I used to love those cartoons of Mr. Peabody and his boy, Sherman. It was a quirky twist on the idea of a boy and his dog.
Peabody spoke with a British accent and took Sherman on adventures in history. They traveled in time with the WABAC (way-back) machine.
They would meet up with everyone from Robin Hood to Wyatt Earp.
If I had a WABAC machine, there are several times in my life I would purposely avoid. At this time of year, I would welcome a chance to go back to the summers of my youth.
One summer, Sonny Bray and I decided to go into the soft drink business.
Sonny was the owner of a pretty nice wagon to carry our cargo of assorted drinks, which we offered with ice. We made a little money, but we had a lot of fun.
We pulled the wagon to downtown Social Circle and set up in front of what once was a furniture store. The business owners didn’t see us as much of a threat, because no one said anything.

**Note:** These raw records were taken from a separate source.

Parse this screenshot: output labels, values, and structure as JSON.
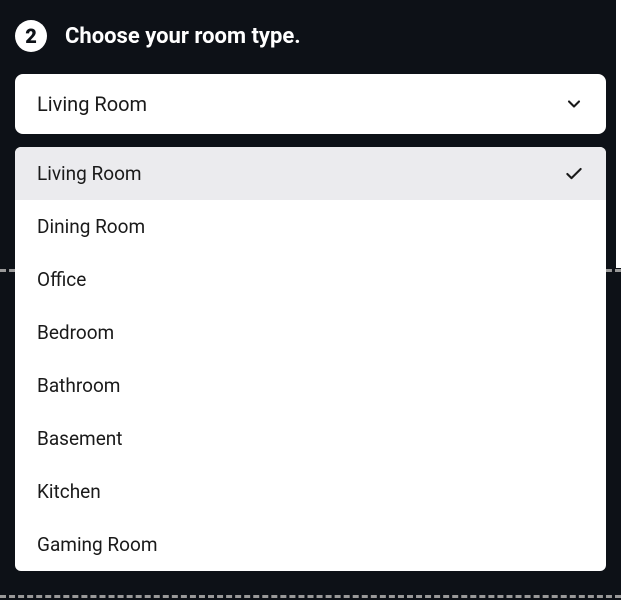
{
  "step": {
    "number": "2",
    "title": "Choose your room type."
  },
  "select": {
    "value": "Living Room"
  },
  "options": [
    {
      "label": "Living Room",
      "selected": true
    },
    {
      "label": "Dining Room",
      "selected": false
    },
    {
      "label": "Office",
      "selected": false
    },
    {
      "label": "Bedroom",
      "selected": false
    },
    {
      "label": "Bathroom",
      "selected": false
    },
    {
      "label": "Basement",
      "selected": false
    },
    {
      "label": "Kitchen",
      "selected": false
    },
    {
      "label": "Gaming Room",
      "selected": false
    }
  ]
}
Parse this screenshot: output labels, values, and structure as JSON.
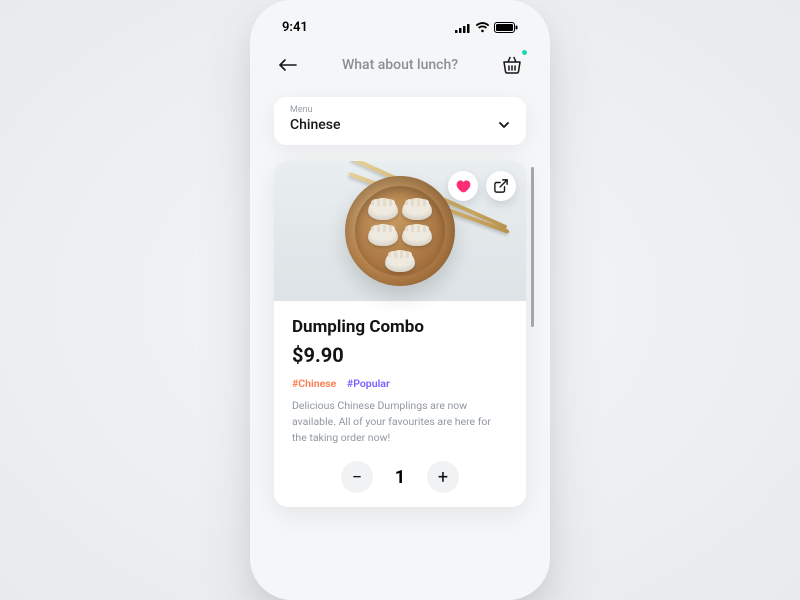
{
  "status": {
    "time": "9:41"
  },
  "header": {
    "title": "What about lunch?"
  },
  "menu_select": {
    "label": "Menu",
    "value": "Chinese"
  },
  "product": {
    "name": "Dumpling Combo",
    "price": "$9.90",
    "tag1": "#Chinese",
    "tag2": "#Popular",
    "description": "Delicious Chinese Dumplings are now available. All of your favourites are here for the taking order now!",
    "quantity": "1"
  }
}
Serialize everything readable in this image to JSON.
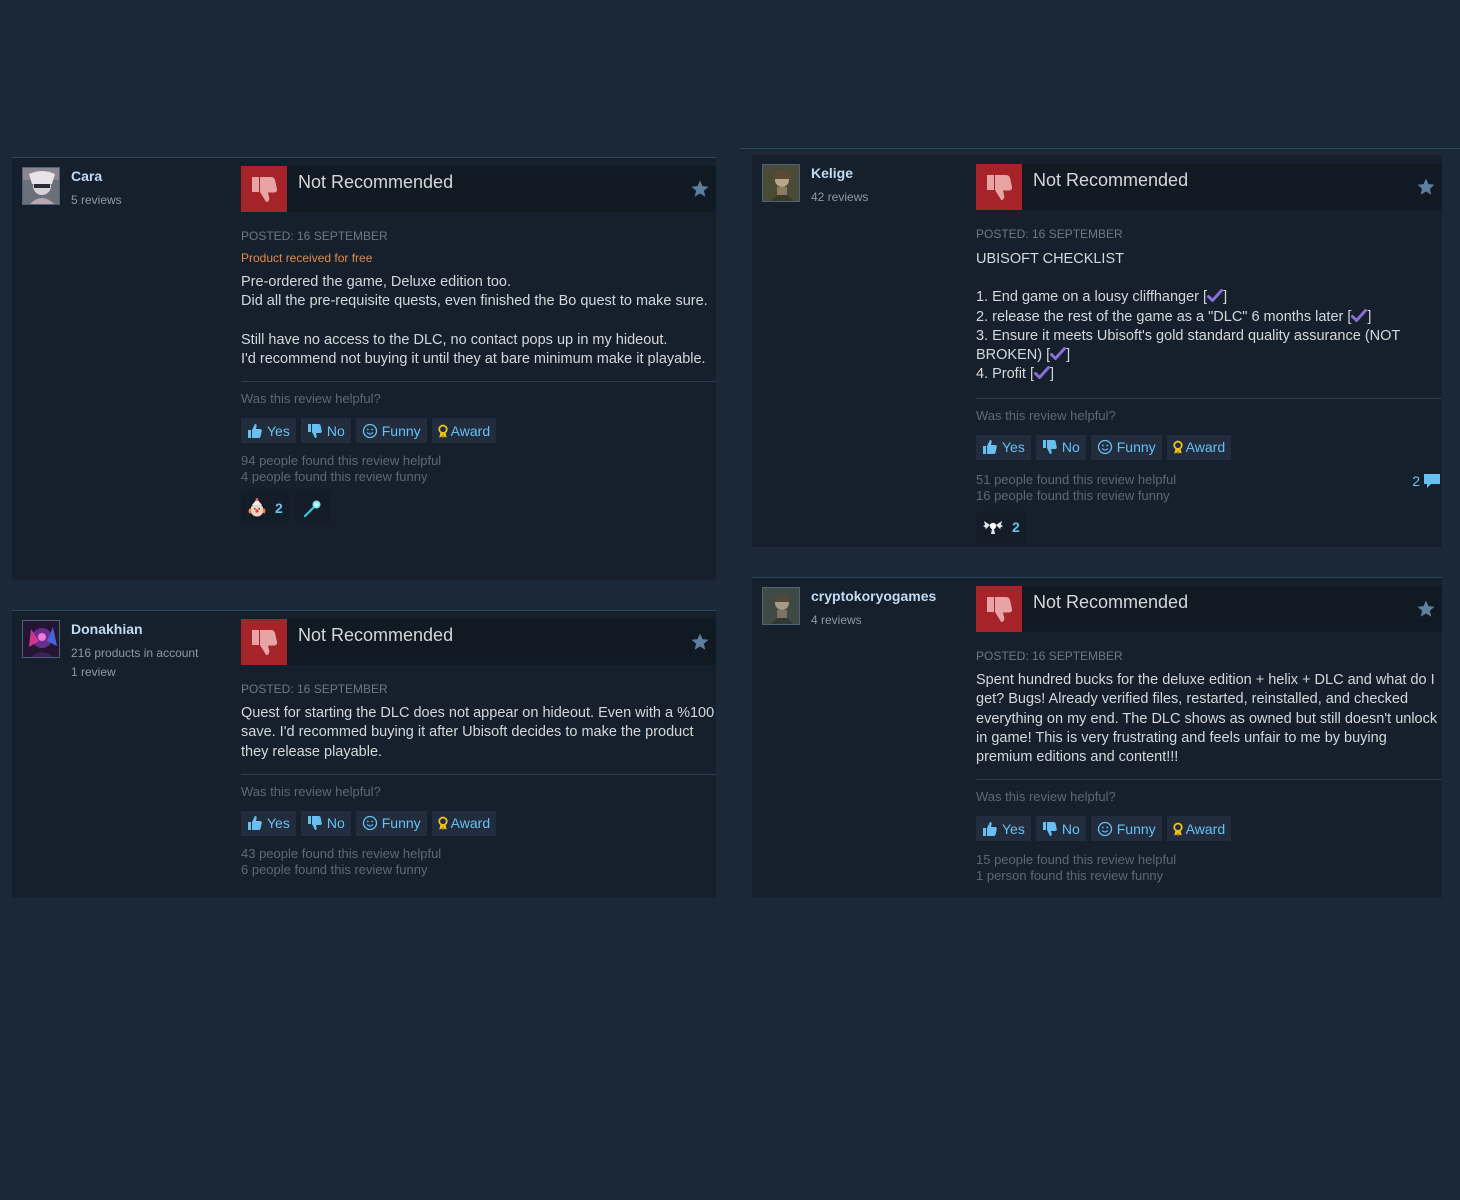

I convinced my dad that my business would greatly improve if I had one of those change dispensers. They were the kind worn by guys who worked at full-service gas stations. At this point, some of you are realizing you’ve probably never seen a full-service gas station. This is a history lesson.
In that great and ancient time, there were stations where a guy would come bounding out the second you pulled in and would pump your gas, check your oil and tires and wash your windshield.
A lot of gas station attendants carried a big wad of money in their shirt pocket.
On their belt was the shiny chrome change machine. It had slots for quarters, nickels, dimes and pennies. A thumb click of the levers would dispense the right amount of change. No calculators were needed, because you could figure it in your head.
I felt very proud with my change machine, although most of our customers had correct change. Sometimes, they would give us a dime for their nickel purchase and tell us to keep the change. While I appreciated the noble gesture, I was looking for an opportunity to click out a nickel from this mechanical marvel I was wearing.
We were 10 or 11 when we entered our business venture. We didn’t worry about some stranger bothering us. We set up shop on our own and were perfectly fine. That’s the part of this that makes me kind of sad.
My niece, who is about to turn 8, is visiting with us. When we allow her to walk two doors up to my in-laws’ home, we call as she is walking out the door and then someone calls to tell us she has arrived safely.
We live in a world of paranoia. We’re scared of one another and sometimes that’s deserved. Our houses and cars are now equipped with alarm systems.
We lock the door the very second we enter the house or car.
I think the downside of my dream of a trip in the WABAC machine, is I wouldn’t want to come back.
Harris Blackwood is the author of “When Old Mowers Die.” His e-mail address is firstname.lastname@example.org.